I love museums. Science museums, history museums, art museums; there’s nothing like looking at real stuff in person. Whether it’s an antique automobile, a big old beetle in a case, or the Ardabil carpet in the V&A, being able to walk around it, get close, and engage on my own time is one of my top-level pleasures. I’m sure I learned as much natural science in the American Museum of Natural History as a child as I did in school; whenever I’m traveling, I make a beeline for local museums.
The affection is not entirely requited in art museums, mainly because so many of them transparently disrespect me (and all the other visitors) by pointless, insouciant, arrogant stinginess with the information that makes the art accessible. This weekend I was at the Huntington, the Getty Villa, and LACMA in LA. The Huntington and the Getty do a pretty good job with long, informative labels that provide context, history, and some guidance about what to attend to in the works on display, but LACMA left me really steamed.

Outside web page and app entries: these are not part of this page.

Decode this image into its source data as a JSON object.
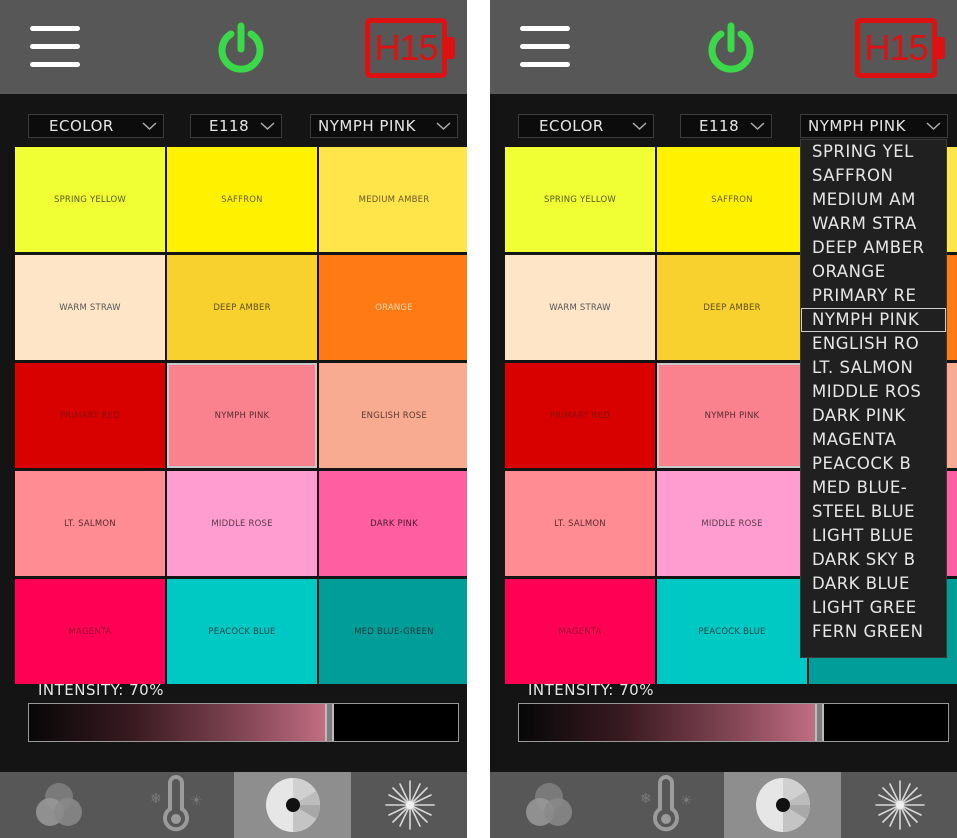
{
  "header": {
    "battery_label": "H15"
  },
  "selectors": {
    "type": "ECOLOR",
    "code": "E118",
    "color": "NYMPH PINK"
  },
  "swatches": [
    {
      "label": "SPRING YELLOW",
      "color": "#EFFF34",
      "text_color": "#5a5a20"
    },
    {
      "label": "SAFFRON",
      "color": "#FFF100",
      "text_color": "#6a6020"
    },
    {
      "label": "MEDIUM AMBER",
      "color": "#FFE54A",
      "text_color": "#6a5a30"
    },
    {
      "label": "WARM STRAW",
      "color": "#FFE5C7",
      "text_color": "#555555"
    },
    {
      "label": "DEEP AMBER",
      "color": "#F9D12F",
      "text_color": "#5e4f1a"
    },
    {
      "label": "ORANGE",
      "color": "#FF7A14",
      "text_color": "#ffd8b0"
    },
    {
      "label": "PRIMARY RED",
      "color": "#D90000",
      "text_color": "#8a1010"
    },
    {
      "label": "NYMPH PINK",
      "color": "#F9828E",
      "text_color": "#5a2a30"
    },
    {
      "label": "ENGLISH ROSE",
      "color": "#F9AB92",
      "text_color": "#5a3a30"
    },
    {
      "label": "LT. SALMON",
      "color": "#FF8C92",
      "text_color": "#5a2a30"
    },
    {
      "label": "MIDDLE ROSE",
      "color": "#FF9DD0",
      "text_color": "#5a3a4a"
    },
    {
      "label": "DARK PINK",
      "color": "#FF5EA0",
      "text_color": "#4a1a30"
    },
    {
      "label": "MAGENTA",
      "color": "#FF0055",
      "text_color": "#9a0030"
    },
    {
      "label": "PEACOCK BLUE",
      "color": "#00C8C3",
      "text_color": "#0a4a4a"
    },
    {
      "label": "MED BLUE-GREEN",
      "color": "#009D99",
      "text_color": "#0a3a38"
    }
  ],
  "selected_swatch": "NYMPH PINK",
  "intensity": {
    "label": "INTENSITY: 70%",
    "value": 0.7
  },
  "tabs": [
    {
      "name": "color-mix",
      "active": false
    },
    {
      "name": "temperature",
      "active": false
    },
    {
      "name": "gel-wheel",
      "active": true
    },
    {
      "name": "effects",
      "active": false
    }
  ],
  "dropdown_list": {
    "items": [
      "SPRING YEL",
      "SAFFRON",
      "MEDIUM AM",
      "WARM STRA",
      "DEEP AMBER",
      "ORANGE",
      "PRIMARY RE",
      "NYMPH PINK",
      "ENGLISH RO",
      "LT. SALMON",
      "MIDDLE ROS",
      "DARK PINK",
      "MAGENTA",
      "PEACOCK B",
      "MED BLUE-",
      "STEEL BLUE",
      "LIGHT BLUE",
      "DARK SKY B",
      "DARK BLUE",
      "LIGHT GREE",
      "FERN GREEN"
    ],
    "selected": "NYMPH PINK"
  },
  "colors": {
    "header_bg": "#575757",
    "app_bg": "#141414",
    "power_green": "#3BD94A",
    "battery_red": "#DD1111",
    "active_tab": "#8E8E8E"
  }
}
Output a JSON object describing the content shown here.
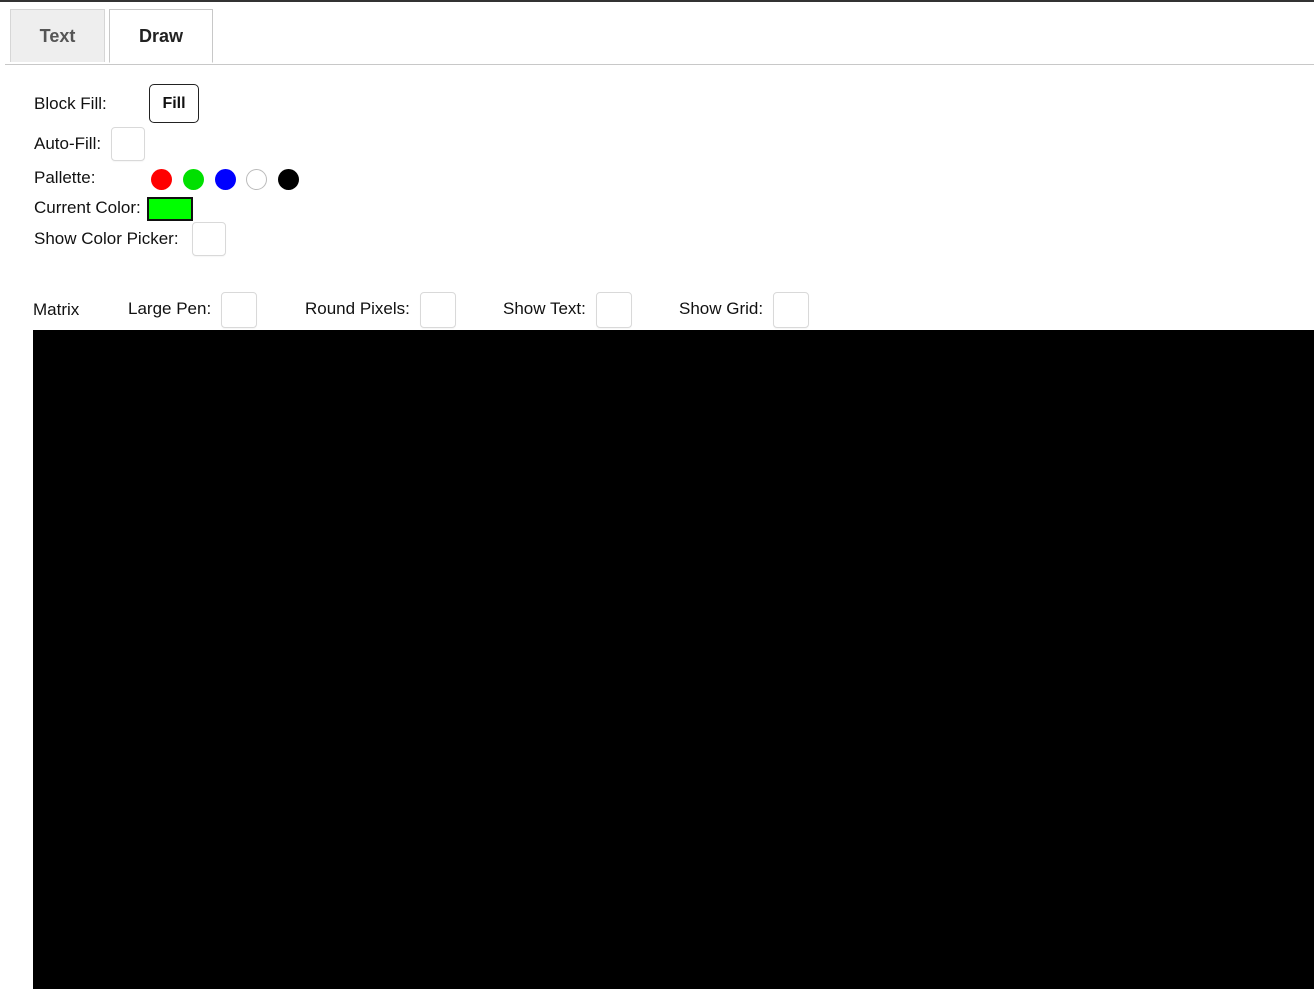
{
  "tabs": [
    {
      "label": "Text",
      "active": false
    },
    {
      "label": "Draw",
      "active": true
    }
  ],
  "controls": {
    "block_fill_label": "Block Fill:",
    "fill_button": "Fill",
    "auto_fill_label": "Auto-Fill:",
    "auto_fill_checked": false,
    "pallette_label": "Pallette:",
    "pallette": [
      "#ff0000",
      "#00e000",
      "#0000ff",
      "#ffffff",
      "#000000"
    ],
    "current_color_label": "Current Color:",
    "current_color": "#00ff00",
    "show_picker_label": "Show Color Picker:",
    "show_picker_checked": false
  },
  "matrix_bar": {
    "title": "Matrix",
    "large_pen_label": "Large Pen:",
    "round_pixels_label": "Round Pixels:",
    "show_text_label": "Show Text:",
    "show_grid_label": "Show Grid:"
  },
  "matrix": {
    "background": "#000000"
  }
}
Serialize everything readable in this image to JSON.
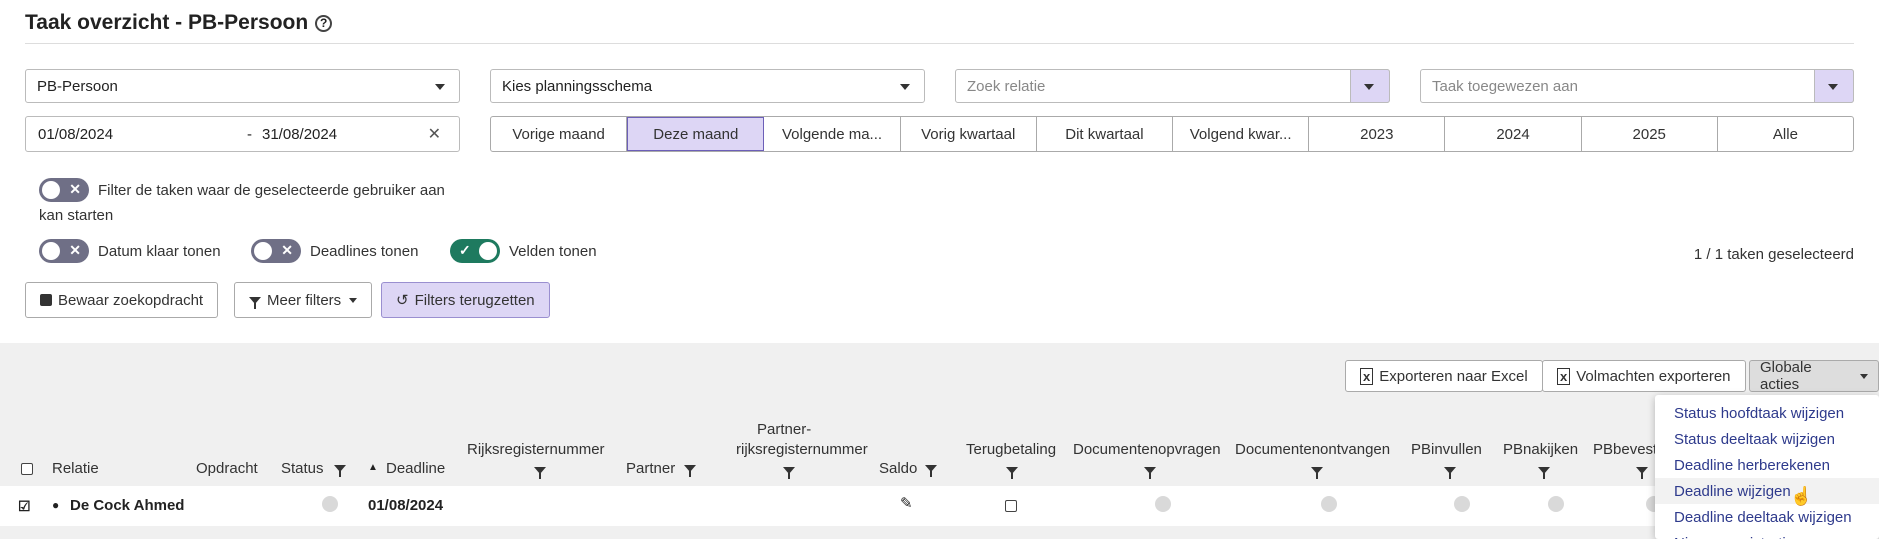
{
  "header": {
    "title": "Taak overzicht - PB-Persoon",
    "help_icon": "?"
  },
  "filters": {
    "type_select": "PB-Persoon",
    "schema_select": "Kies planningsschema",
    "relation_placeholder": "Zoek relatie",
    "assignee_placeholder": "Taak toegewezen aan",
    "date_from": "01/08/2024",
    "date_sep": "-",
    "date_to": "31/08/2024",
    "clear": "✕",
    "periods": [
      "Vorige maand",
      "Deze maand",
      "Volgende ma...",
      "Vorig kwartaal",
      "Dit kwartaal",
      "Volgend kwar...",
      "2023",
      "2024",
      "2025",
      "Alle"
    ],
    "active_period": "Deze maand"
  },
  "toggles": {
    "start_filter_line1": "Filter de taken waar de geselecteerde gebruiker aan",
    "start_filter_line2": "kan starten",
    "datum_klaar": "Datum klaar tonen",
    "deadlines": "Deadlines tonen",
    "velden": "Velden tonen"
  },
  "selection_count": "1 / 1 taken geselecteerd",
  "buttons": {
    "save_search": "Bewaar zoekopdracht",
    "more_filters": "Meer filters",
    "reset_filters": "Filters terugzetten",
    "export_excel": "Exporteren naar Excel",
    "export_mandates": "Volmachten exporteren",
    "global_actions": "Globale acties"
  },
  "table": {
    "headers": {
      "relatie": "Relatie",
      "opdracht": "Opdracht",
      "status": "Status",
      "deadline": "Deadline",
      "rijksregister": "Rijksregisternummer",
      "partner": "Partner",
      "partner_rijks_1": "Partner-",
      "partner_rijks_2": "rijksregisternummer",
      "saldo": "Saldo",
      "terugbetaling": "Terugbetaling",
      "docs_opvragen": "Documentenopvragen",
      "docs_ontvangen": "Documentenontvangen",
      "pbinvullen": "PBinvullen",
      "pbnakijken": "PBnakijken",
      "pbbevest": "PBbevest"
    },
    "row": {
      "name": "De Cock Ahmed",
      "deadline": "01/08/2024"
    }
  },
  "global_actions_menu": [
    "Status hoofdtaak wijzigen",
    "Status deeltaak wijzigen",
    "Deadline herberekenen",
    "Deadline wijzigen",
    "Deadline deeltaak wijzigen",
    "Nieuwe registratie"
  ],
  "colors": {
    "accent": "#ddd6f5",
    "toggle_on": "#1e7a5f",
    "toggle_off": "#6f6f86",
    "menu_text": "#2e3a8c"
  }
}
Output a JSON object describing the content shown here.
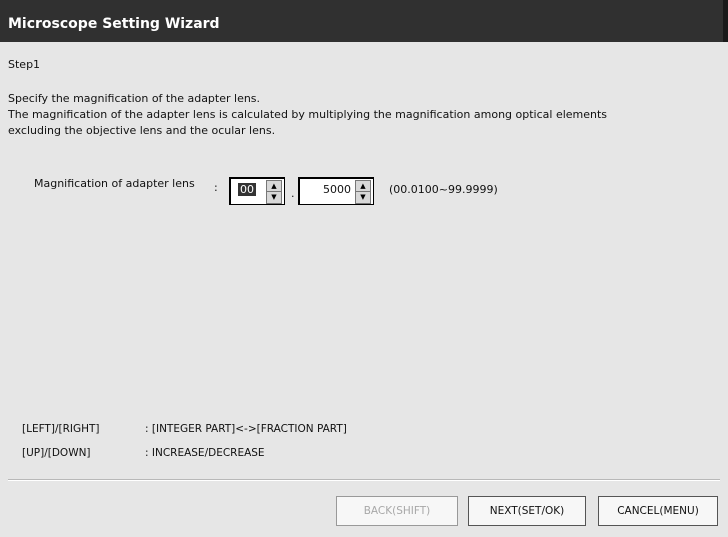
{
  "window": {
    "title": "Microscope Setting Wizard"
  },
  "step": {
    "label": "Step1"
  },
  "description": {
    "line1": "Specify the magnification of the adapter lens.",
    "line2": "The magnification of the adapter lens is calculated by multiplying the magnification among optical elements",
    "line3": "excluding the objective lens and the ocular lens."
  },
  "magnification": {
    "label": "Magnification of adapter lens",
    "colon": ":",
    "integer_value": "00",
    "separator": ".",
    "fraction_value": "5000",
    "range": "(00.0100~99.9999)"
  },
  "keys": [
    {
      "key": "[LEFT]/[RIGHT]",
      "desc": ": [INTEGER PART]<->[FRACTION PART]"
    },
    {
      "key": "[UP]/[DOWN]",
      "desc": ": INCREASE/DECREASE"
    }
  ],
  "buttons": {
    "back": "BACK(SHIFT)",
    "next": "NEXT(SET/OK)",
    "cancel": "CANCEL(MENU)"
  },
  "icons": {
    "spin_up": "up-arrow-icon",
    "spin_down": "down-arrow-icon"
  }
}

A featured exhibition was several galleries full of contemporary political art by Iranians that reached back to the Shahnameh for analogies and references, a show with appropriate local interest (there are lots of Persians in LA, including refugees from before and after the shah’s overthrow) and in any case an interesting and fruitful concept. You should go and see it, but unfortunately you will miss a lot unless you’re already hip to recent (and ancient) Iranian history, and can read Farsi. The labels were tiny and short and one after another very political work full of incriptions, signs, and text in Farsi was untranslated. One faceplant in particular seemed to sum up art museums’ worst instincts to make not only the typical visitor, but almost any visitor, feel unqualified and inadequate.
The work, by Koushna Navabi, is a couple of dozen rings in different metallic finishes with the same portrait, a little over an inch each way:
This is the entire label we were offered:
Know whose portrait this is? Only because I’m old enough to almost remember the period, and spent some time in Iran after the coup that overthrew him, I recognized Mohammed Mosaddegh, about whom Wikipedia says “Many Iranians regard Mosaddegh as the leading champion of secular democracy and resistance to foreign domination in Iran’s modern history. Mosaddegh was removed from power in a coup on 19 August 1953, organised and carried out by the CIA at the request of MI6.” In the oppressive regime of the shah and his SAVAK secret police that followed, Iran’s oil remained in the hands of western oil companies and their US and British protectors. Of course by 1979 this arrangement went off the rails because the Iranians had had enough of it.
Any of that useful in engaging with this work? Or is the (I presume) affectionate but rather obscure pun in the title all you needed? I hung around and asked at least a half-dozen visitors if they knew whose portrait was on the rings; none had any idea. Here’s what the curator thought she was doing with this show; I’m sure her middle-east specialist colleagues were impressed, but an exhibition like this is a lot of work: I guess she just didn’t have a minute to actually think about the visitors who would walk in the door.